Amidst a pandemic of bad Disney live-action adaptations, Mulan seemed like a redemption. A remake of a beloved animated film, Mulan was long anticipated since its visually stunning trailers were released in 2019. It has much to live up to, while also battling the lukewarm reception preceding remakes have received. But perhaps, one of the most important things Mulan hoped to accomplish is to be a success for representation of Asians in film.
At first glance, the movie seems to be well represented, with a cast studded with Chinese actors. However, behind the camera, there is a lack of authentic Chinese representation. It has been noted that the director, screenwriters, and, perhaps most crucially, the costume designer, are of white descent. This has led many to claim that in order to tell a story about imperial China properly, the opportunity should be given to those who actually have a cultural heritage from the country. One cannot help but compare the live action Mulan to an American fortune cookie: exotically Chinese in perception, but deceivingly Western in conception.
What’s important to note when discussing Mulan is the difference between Asian representation and Asian diaspora representation. In an effort to cater to the traditional Chinese audience, the new live-action forgoes fan favorites such as the beloved dragon Mushu—which the Chinese audience had described as disrespectful to Chinese lore—as well as the iconic songs. Instead, they have been replaced with what can be described as stark bleakness, seeming to portray Chinese culture as rigid and somber. By choosing to focus on a retelling of the original ballad, Disney seems to have prioritized making Mulan appealing to Chinese audiences. With outrageous botch-ups of both the beloved 1998 film and the original ballad, however, the film company fails to win over audiences with either.
Perhaps one of the worst decisions the film giant made was, in short, taking a character—whose courage and honor in the face of adversity made her a hero—and giving her superpowers. According to the film, Mulan’s uncanny ability to control her “qi” is what makes her a superhuman warrior with an ability to defy gravity and kick arrows, playing with swords, and jumping on rooftops from childhood. Furthermore, for the purposes of the film, “qi” is some kind of superpower that only men are supposed to have. There is little Mulan does that feels like she decides for herself. It is, frankly, a ridiculous addition.
The traditional notion of Qi – which roughly translates to “one’s energy flow” – is a core part of Chinese medicine and martial arts, but the film misappropriated the concept as an absurd divisive gendered force. In taking an ancient element of Chinese philosophy and cheapening it to some blockbuster superpower, Mulan feels less like a groundbreaking embrace of Asian culture, and more like another submission to the wider Western box office.

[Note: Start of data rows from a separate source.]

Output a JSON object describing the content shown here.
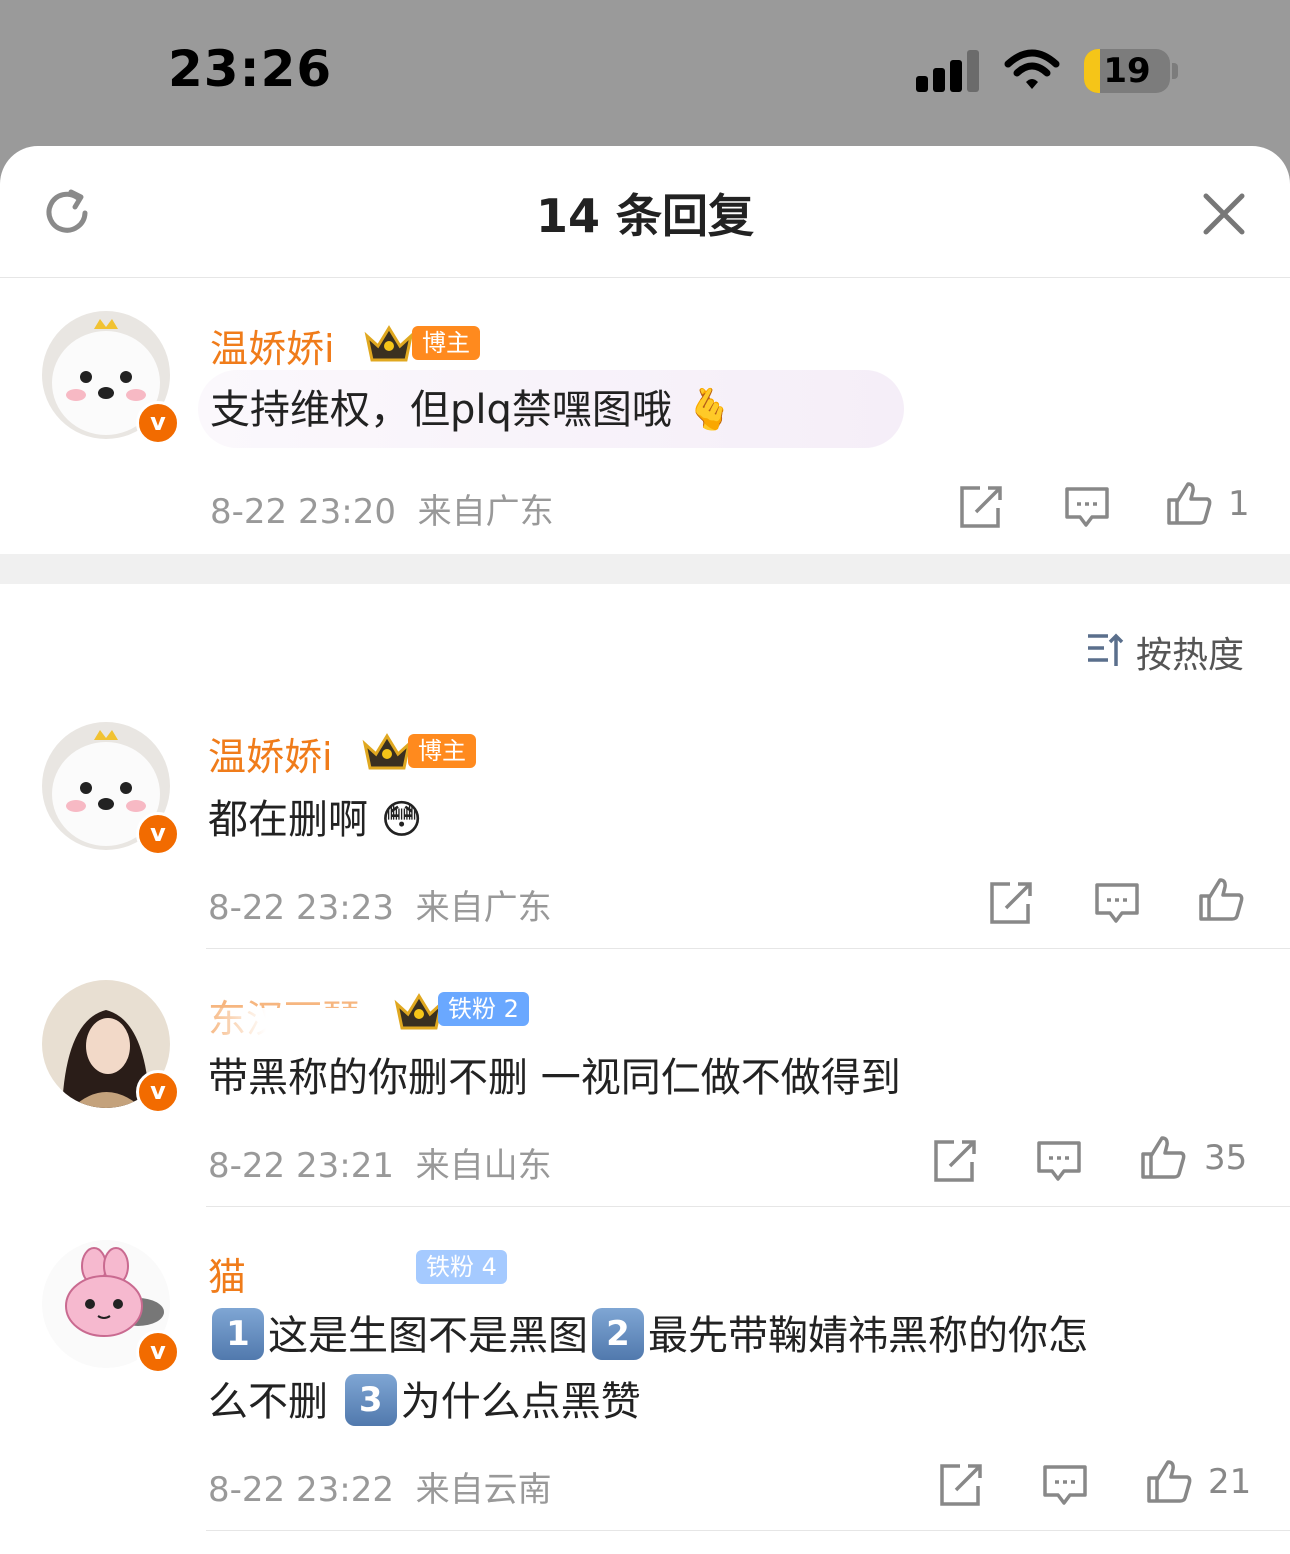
{
  "status_bar": {
    "time": "23:26",
    "battery": "19",
    "battery_level": 0.19
  },
  "header": {
    "title": "14 条回复"
  },
  "root_comment": {
    "username": "温娇娇i",
    "role_badge": "博主",
    "text": "支持维权，但plq禁嘿图哦",
    "emoji": "🫰",
    "date": "8-22 23:20",
    "location": "来自广东",
    "likes": "1"
  },
  "sort": {
    "label": "按热度"
  },
  "replies": [
    {
      "username": "温娇娇i",
      "role_badge": "博主",
      "text": "都在删啊",
      "emoji": "😳",
      "date": "8-22 23:23",
      "location": "来自广东",
      "likes": ""
    },
    {
      "username": "东汉丽琴",
      "fan_badge": "铁粉 2",
      "text": "带黑称的你删不删 一视同仁做不做得到",
      "date": "8-22 23:21",
      "location": "来自山东",
      "likes": "35"
    },
    {
      "username": "猫",
      "fan_badge": "铁粉 4",
      "parts": [
        "1",
        "这是生图不是黑图",
        "2",
        "最先带鞠婧祎黑称的你怎",
        "么不删",
        "3",
        "为什么点黑赞"
      ],
      "date": "8-22 23:22",
      "location": "来自云南",
      "likes": "21"
    }
  ],
  "icons": {
    "refresh": "refresh-icon",
    "close": "close-icon",
    "share": "share-icon",
    "comment": "comment-icon",
    "like": "thumbs-up-icon",
    "sort": "sort-icon",
    "verified": "verified-v-icon",
    "crown": "crown-icon"
  },
  "colors": {
    "username": "#f07c1a",
    "role_badge": "#ff8a1e",
    "fan_badge": "#6aa8ff",
    "verified": "#f26b00"
  }
}
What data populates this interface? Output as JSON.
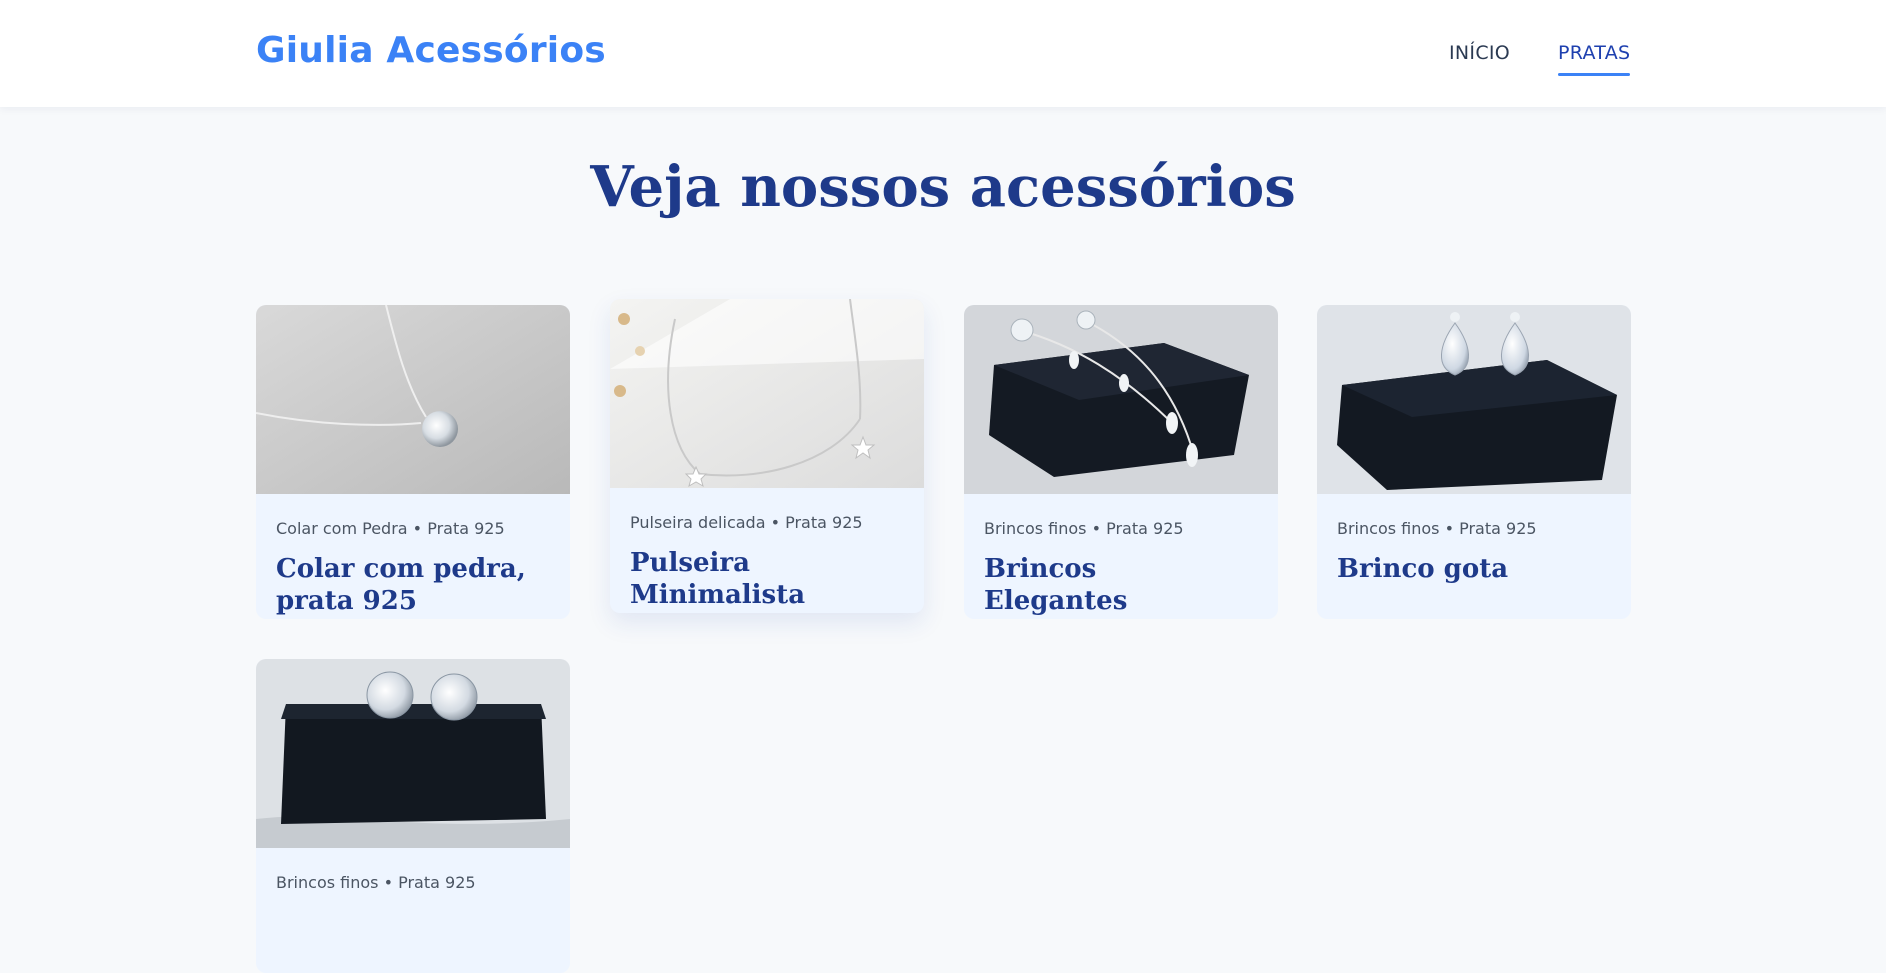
{
  "header": {
    "logo": "Giulia Acessórios",
    "nav": [
      {
        "label": "INÍCIO",
        "active": false
      },
      {
        "label": "PRATAS",
        "active": true
      }
    ]
  },
  "main": {
    "title": "Veja nossos acessórios",
    "products": [
      {
        "meta": "Colar com Pedra • Prata 925",
        "title": "Colar com pedra, prata 925",
        "image": "silver-necklace-with-stone"
      },
      {
        "meta": "Pulseira delicada • Prata 925",
        "title": "Pulseira Minimalista",
        "image": "silver-bracelet-with-stars"
      },
      {
        "meta": "Brincos finos • Prata 925",
        "title": "Brincos Elegantes",
        "image": "long-drop-earrings-on-black-box"
      },
      {
        "meta": "Brincos finos • Prata 925",
        "title": "Brinco gota",
        "image": "teardrop-earrings-on-black-box"
      },
      {
        "meta": "Brincos finos • Prata 925",
        "title": "",
        "image": "round-stud-earrings-on-black-box"
      }
    ]
  },
  "colors": {
    "brand": "#3b82f6",
    "heading": "#1e3a8a",
    "card_background": "#eef5ff",
    "page_background": "#f7f9fb"
  }
}
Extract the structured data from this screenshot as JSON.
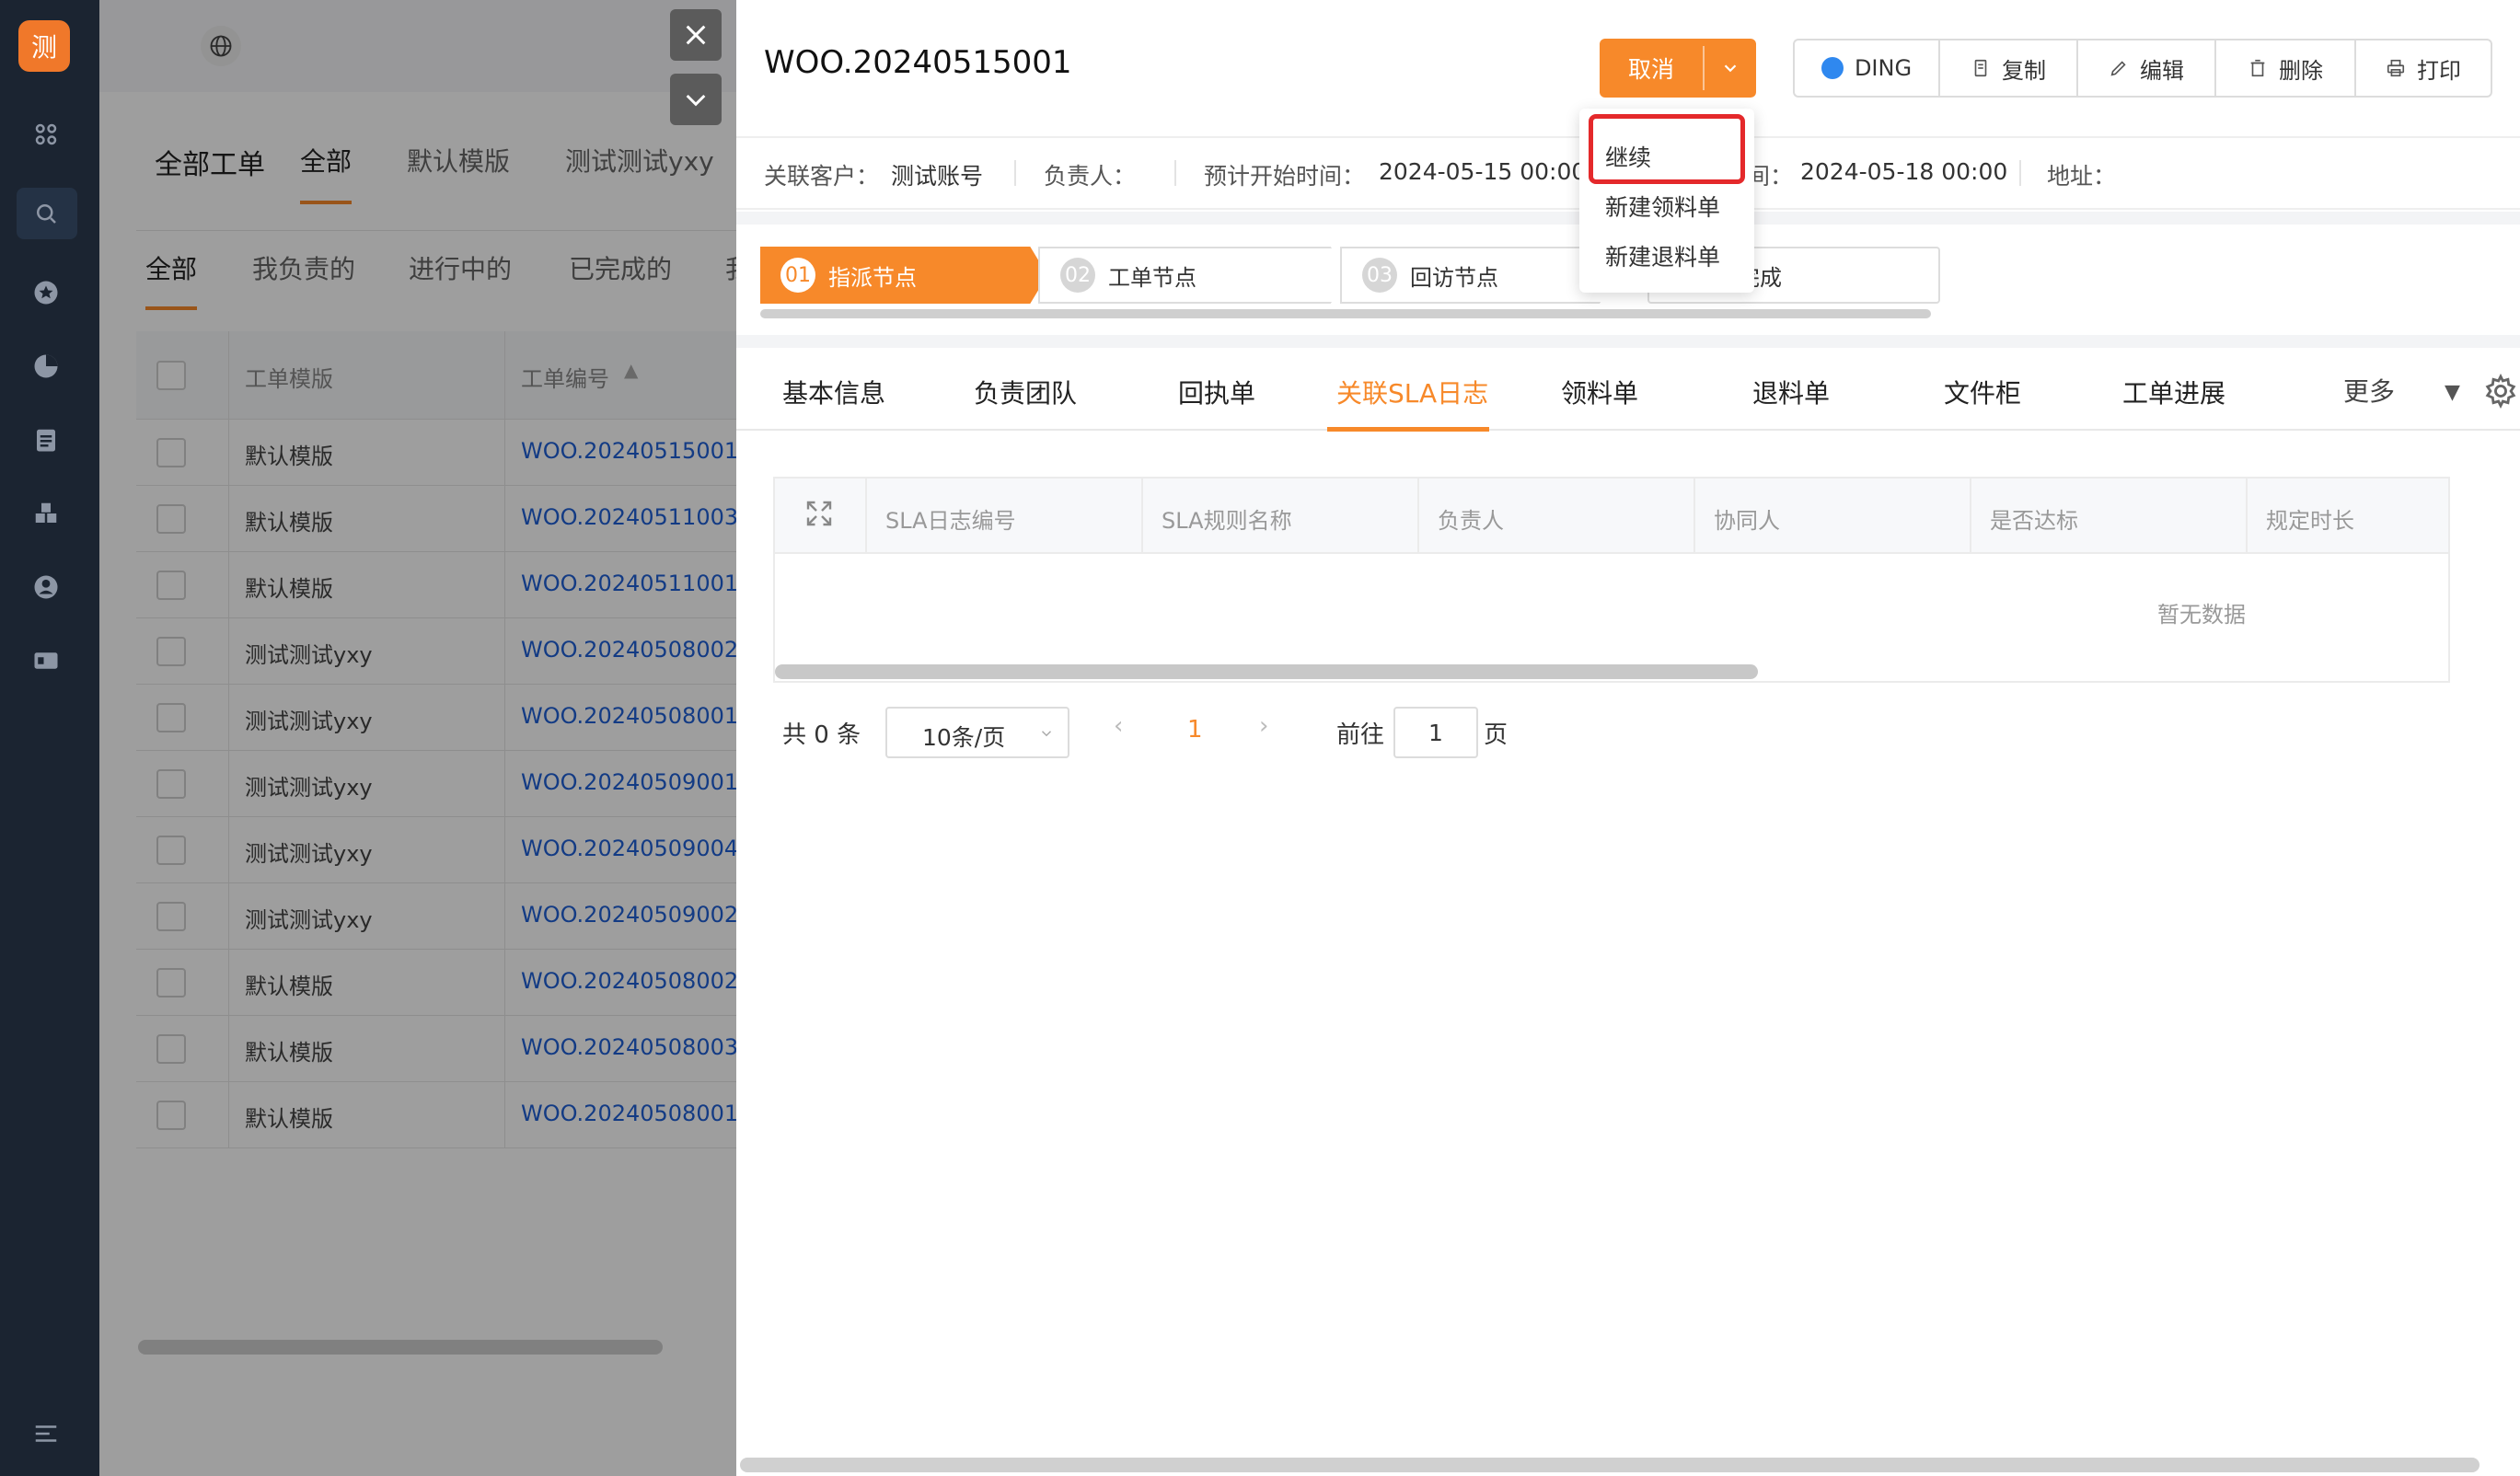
{
  "sidebar": {
    "logo_text": "测",
    "icons": [
      "apps-icon",
      "search-icon",
      "star-icon",
      "pie-chart-icon",
      "clipboard-icon",
      "blocks-icon",
      "user-icon",
      "card-icon",
      "menu-collapse-icon"
    ]
  },
  "bg_list": {
    "top_tabs": [
      "全部工单",
      "全部",
      "默认模版",
      "测试测试yxy"
    ],
    "sub_tabs": [
      "全部",
      "我负责的",
      "进行中的",
      "已完成的",
      "我"
    ],
    "columns": [
      "工单模版",
      "工单编号"
    ],
    "rows": [
      {
        "template": "默认模版",
        "number": "WOO.20240515001"
      },
      {
        "template": "默认模版",
        "number": "WOO.20240511003"
      },
      {
        "template": "默认模版",
        "number": "WOO.20240511001"
      },
      {
        "template": "测试测试yxy",
        "number": "WOO.20240508002"
      },
      {
        "template": "测试测试yxy",
        "number": "WOO.20240508001"
      },
      {
        "template": "测试测试yxy",
        "number": "WOO.20240509001"
      },
      {
        "template": "测试测试yxy",
        "number": "WOO.20240509004"
      },
      {
        "template": "测试测试yxy",
        "number": "WOO.20240509002"
      },
      {
        "template": "默认模版",
        "number": "WOO.20240508002"
      },
      {
        "template": "默认模版",
        "number": "WOO.20240508003"
      },
      {
        "template": "默认模版",
        "number": "WOO.20240508001"
      }
    ]
  },
  "drawer": {
    "title": "WOO.20240515001",
    "primary_button": "取消",
    "toolbar": [
      "DING",
      "复制",
      "编辑",
      "删除",
      "打印"
    ],
    "dropdown": [
      "继续",
      "新建领料单",
      "新建退料单"
    ],
    "info": {
      "customer_label": "关联客户：",
      "customer_value": "测试账号",
      "owner_label": "负责人：",
      "start_label": "预计开始时间：",
      "start_value": "2024-05-15 00:00",
      "end_label_tail": "间：",
      "end_value": "2024-05-18 00:00",
      "address_label": "地址："
    },
    "steps": [
      {
        "num": "01",
        "label": "指派节点"
      },
      {
        "num": "02",
        "label": "工单节点"
      },
      {
        "num": "03",
        "label": "回访节点"
      },
      {
        "num": "",
        "label": "完成"
      }
    ],
    "tabs": [
      "基本信息",
      "负责团队",
      "回执单",
      "关联SLA日志",
      "领料单",
      "退料单",
      "文件柜",
      "工单进展",
      "更多"
    ],
    "active_tab": "关联SLA日志",
    "table_headers": [
      "SLA日志编号",
      "SLA规则名称",
      "负责人",
      "协同人",
      "是否达标",
      "规定时长"
    ],
    "empty_text": "暂无数据",
    "pagination": {
      "total": "共 0 条",
      "page_size": "10条/页",
      "current_page": "1",
      "goto_label": "前往",
      "goto_value": "1",
      "page_suffix": "页"
    },
    "accent_color": "#f7892a"
  }
}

“It’s a Western film with a Chinese backdrop,” one user on the popular Chinese social media website, Zhihu, said. Other Chinese viewers added that Mulan’s “qi” is essentially treated the same as the Force in Star Wars. Users also complained about some of the characters’ make-up, saying that it reflects Western stereotypes of China rather than being a reflection of actual Chinese culture. Watching the film attempt to straddle Chinese and Western audiences, all one could think about was what it would have looked like if those of Chinese descent had actually been the ones telling the story.
While it’s respectable that Disney risked so many changes to an iconic film, many of its efforts in repainting Mulan fall short. The action is entertaining at a glance but lacks emotional stakes and cultural depth, with new characters who are half-baked at best. Though it satisfies many of the original story arcs, the live-action Mulan still doesn’t quite manage to capture the Disney magic of its predecessor, nor does it manage to pave paths for future Asian representation. Starkly bleak and unrepresentative of true Chinese culture, Mulan is a let-down – for both the traditional Disney audience and Asians everywhere.